MAYA SHARMA is a second year student at the Space Policy Institute. Maya completed her B.A. from The George Washington University's Elliott School, majoring in International Affairs with a concentration in International Politics, and a minor in Political Science. While at GWU, Maya interned with a Congressional campaign, the State Department's International Visitor Leadership Program, The Glover Park Group, and a Senior Fellow at University of Maryland's Center for International and Security Studies. Currently, Maya works in Government and Legal Affairs at the Consumer Electronics Association (CEA), the premier trade association representing the consumer technologies industry. In this role, she focuses on advocating for regulatory policies that promote innovation, disruptive technologies, and entrepreneurship. At the Space Policy Institute, Maya is interested in the development of the commercial space sector and global space governance.

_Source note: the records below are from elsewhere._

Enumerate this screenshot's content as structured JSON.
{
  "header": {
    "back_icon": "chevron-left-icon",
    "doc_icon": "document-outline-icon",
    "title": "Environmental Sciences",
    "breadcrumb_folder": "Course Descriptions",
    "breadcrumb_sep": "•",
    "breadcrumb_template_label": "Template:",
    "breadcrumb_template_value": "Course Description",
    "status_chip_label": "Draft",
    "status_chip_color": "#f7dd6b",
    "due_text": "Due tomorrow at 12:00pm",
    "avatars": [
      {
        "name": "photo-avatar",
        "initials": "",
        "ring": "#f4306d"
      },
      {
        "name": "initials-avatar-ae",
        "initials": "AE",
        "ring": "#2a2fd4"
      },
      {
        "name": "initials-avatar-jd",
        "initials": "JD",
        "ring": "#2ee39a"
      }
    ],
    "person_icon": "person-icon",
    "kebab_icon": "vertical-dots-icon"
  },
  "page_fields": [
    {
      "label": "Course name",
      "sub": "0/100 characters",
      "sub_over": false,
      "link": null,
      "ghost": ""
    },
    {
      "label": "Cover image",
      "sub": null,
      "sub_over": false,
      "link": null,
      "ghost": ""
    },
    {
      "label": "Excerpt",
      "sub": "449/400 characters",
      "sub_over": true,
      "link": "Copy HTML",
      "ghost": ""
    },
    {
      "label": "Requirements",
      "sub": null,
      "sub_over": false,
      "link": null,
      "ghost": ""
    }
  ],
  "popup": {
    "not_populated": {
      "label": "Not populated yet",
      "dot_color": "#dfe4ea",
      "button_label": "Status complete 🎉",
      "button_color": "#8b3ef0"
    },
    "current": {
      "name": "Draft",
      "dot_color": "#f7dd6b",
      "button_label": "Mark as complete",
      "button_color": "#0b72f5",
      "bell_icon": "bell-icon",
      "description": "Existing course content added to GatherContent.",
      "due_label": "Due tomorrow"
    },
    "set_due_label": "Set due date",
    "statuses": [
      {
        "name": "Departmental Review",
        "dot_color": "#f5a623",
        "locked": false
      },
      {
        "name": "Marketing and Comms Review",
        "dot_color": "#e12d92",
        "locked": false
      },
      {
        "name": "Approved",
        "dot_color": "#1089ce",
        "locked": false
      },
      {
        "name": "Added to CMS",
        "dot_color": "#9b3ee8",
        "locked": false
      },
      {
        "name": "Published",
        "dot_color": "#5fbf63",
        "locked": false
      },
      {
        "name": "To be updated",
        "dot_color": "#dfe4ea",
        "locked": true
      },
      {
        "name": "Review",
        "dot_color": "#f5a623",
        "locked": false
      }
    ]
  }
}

TRENT SCHINDLER is a second year student at the Space Policy Institute. Trent graduated with a B.S. in Physics in 1995 from the University of Alabama at Birmingham, where he performed research in the area of high-pressure physics. He went on to receive an M.S. in Meteorology from Penn State University in 2000, with an interdisciplinary concentration in the fields of planetary atmospheres, exoplanets, and astrobiology. Since graduation Trent has worked in the area of scientific animation and visualization. His work has appeared widely in print, broadcast, and Web media, including among others Nature, PBS NOVA, Scientific American, and CNN. Trent is currently a member of the Scientific Visualization Studio at NASA's Goddard Space Flight Center, where he creates visualizations based on remote-sensing datasets from Earth science missions.
ROBERT "CHASE" TRALKA